• Assigned task
All lines in the data that hold the word "this" need copying.

• Supplied material
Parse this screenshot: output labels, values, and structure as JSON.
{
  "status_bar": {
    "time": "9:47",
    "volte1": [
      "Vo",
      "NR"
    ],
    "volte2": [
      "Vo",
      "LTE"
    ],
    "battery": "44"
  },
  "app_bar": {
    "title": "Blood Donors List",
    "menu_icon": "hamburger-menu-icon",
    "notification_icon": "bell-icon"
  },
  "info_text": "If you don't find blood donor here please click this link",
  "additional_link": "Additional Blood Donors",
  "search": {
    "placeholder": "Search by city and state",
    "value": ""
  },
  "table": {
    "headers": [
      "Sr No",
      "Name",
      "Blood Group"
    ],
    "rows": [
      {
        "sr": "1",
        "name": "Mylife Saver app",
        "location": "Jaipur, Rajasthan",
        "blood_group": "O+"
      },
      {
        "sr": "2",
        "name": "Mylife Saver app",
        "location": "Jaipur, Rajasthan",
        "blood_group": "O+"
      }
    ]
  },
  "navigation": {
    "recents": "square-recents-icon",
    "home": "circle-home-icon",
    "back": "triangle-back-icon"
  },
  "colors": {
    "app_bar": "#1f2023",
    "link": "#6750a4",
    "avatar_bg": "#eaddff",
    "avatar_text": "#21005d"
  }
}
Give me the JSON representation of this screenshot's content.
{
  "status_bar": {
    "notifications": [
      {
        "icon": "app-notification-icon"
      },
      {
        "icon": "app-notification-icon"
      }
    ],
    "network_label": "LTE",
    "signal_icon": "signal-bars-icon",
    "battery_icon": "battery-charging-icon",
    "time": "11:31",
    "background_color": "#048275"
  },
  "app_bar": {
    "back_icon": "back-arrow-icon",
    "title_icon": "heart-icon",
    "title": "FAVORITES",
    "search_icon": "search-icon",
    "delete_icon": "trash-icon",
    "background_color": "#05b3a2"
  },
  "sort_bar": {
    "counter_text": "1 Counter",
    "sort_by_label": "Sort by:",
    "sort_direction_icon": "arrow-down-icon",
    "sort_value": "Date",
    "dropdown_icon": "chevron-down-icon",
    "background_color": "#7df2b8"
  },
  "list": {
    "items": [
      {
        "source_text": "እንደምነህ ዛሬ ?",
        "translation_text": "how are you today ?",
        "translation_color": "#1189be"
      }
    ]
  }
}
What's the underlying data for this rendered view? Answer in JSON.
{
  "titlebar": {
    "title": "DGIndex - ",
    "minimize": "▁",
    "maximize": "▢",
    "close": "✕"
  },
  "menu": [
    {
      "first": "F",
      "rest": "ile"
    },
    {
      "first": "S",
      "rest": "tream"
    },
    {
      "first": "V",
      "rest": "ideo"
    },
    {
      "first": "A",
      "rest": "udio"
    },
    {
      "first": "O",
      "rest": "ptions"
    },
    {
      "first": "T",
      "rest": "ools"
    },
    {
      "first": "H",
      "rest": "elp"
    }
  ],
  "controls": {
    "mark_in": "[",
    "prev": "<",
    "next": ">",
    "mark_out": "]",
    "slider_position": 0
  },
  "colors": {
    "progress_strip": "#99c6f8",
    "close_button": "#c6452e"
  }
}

• Answer for the task
Parse this screenshot: output labels, values, and structure as JSON.
  "info_text": "If you don't find blood donor here please click this link",
Give me the JSON representation of this screenshot's content.
What's the underlying data for this rendered view? Answer in JSON.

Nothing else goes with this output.